Segment Open

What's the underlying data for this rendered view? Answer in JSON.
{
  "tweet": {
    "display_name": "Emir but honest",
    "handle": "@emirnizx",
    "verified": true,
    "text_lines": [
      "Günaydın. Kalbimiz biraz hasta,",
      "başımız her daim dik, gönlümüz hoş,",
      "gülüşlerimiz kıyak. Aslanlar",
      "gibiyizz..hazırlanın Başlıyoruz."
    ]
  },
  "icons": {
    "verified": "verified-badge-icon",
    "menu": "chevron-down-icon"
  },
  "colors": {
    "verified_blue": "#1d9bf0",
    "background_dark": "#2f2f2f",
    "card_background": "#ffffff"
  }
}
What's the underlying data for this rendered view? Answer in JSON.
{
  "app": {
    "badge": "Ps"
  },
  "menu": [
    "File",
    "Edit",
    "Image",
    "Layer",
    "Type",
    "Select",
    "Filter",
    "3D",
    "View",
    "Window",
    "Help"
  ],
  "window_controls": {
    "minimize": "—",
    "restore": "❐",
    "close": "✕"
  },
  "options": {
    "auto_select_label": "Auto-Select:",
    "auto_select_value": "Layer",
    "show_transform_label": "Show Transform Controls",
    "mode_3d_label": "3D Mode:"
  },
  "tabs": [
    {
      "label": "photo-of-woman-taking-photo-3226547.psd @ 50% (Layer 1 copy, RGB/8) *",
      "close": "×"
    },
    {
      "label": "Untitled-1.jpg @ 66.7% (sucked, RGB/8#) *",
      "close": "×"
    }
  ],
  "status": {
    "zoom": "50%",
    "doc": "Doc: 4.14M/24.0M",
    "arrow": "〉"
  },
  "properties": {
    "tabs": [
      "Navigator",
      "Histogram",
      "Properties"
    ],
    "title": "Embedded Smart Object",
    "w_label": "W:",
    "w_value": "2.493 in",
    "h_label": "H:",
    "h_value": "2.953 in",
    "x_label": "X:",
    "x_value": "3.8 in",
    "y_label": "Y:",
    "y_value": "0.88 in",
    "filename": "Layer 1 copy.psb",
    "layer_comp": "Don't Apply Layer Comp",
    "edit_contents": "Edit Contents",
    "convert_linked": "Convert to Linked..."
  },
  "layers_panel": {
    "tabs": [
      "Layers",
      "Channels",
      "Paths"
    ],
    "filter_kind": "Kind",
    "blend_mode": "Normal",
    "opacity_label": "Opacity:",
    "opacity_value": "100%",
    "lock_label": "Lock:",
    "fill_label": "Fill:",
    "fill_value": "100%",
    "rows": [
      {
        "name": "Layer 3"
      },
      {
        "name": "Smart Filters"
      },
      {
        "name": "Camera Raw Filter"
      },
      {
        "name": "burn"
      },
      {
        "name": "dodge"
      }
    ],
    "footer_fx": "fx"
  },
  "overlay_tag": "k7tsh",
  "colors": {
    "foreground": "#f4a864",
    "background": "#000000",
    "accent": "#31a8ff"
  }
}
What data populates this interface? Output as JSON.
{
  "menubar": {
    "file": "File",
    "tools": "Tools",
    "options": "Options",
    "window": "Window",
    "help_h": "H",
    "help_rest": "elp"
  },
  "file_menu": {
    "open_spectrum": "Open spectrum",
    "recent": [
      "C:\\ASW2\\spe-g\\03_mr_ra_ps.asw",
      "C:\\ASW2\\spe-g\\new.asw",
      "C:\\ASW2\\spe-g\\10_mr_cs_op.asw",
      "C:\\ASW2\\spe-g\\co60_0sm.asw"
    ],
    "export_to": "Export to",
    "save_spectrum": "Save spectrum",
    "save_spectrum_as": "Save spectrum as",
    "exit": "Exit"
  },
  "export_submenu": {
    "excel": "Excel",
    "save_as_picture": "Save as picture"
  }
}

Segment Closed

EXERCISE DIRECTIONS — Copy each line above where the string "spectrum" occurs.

YOUR RESPONSE —
    "open_spectrum": "Open spectrum",
    "save_spectrum": "Save spectrum",
    "save_spectrum_as": "Save spectrum as",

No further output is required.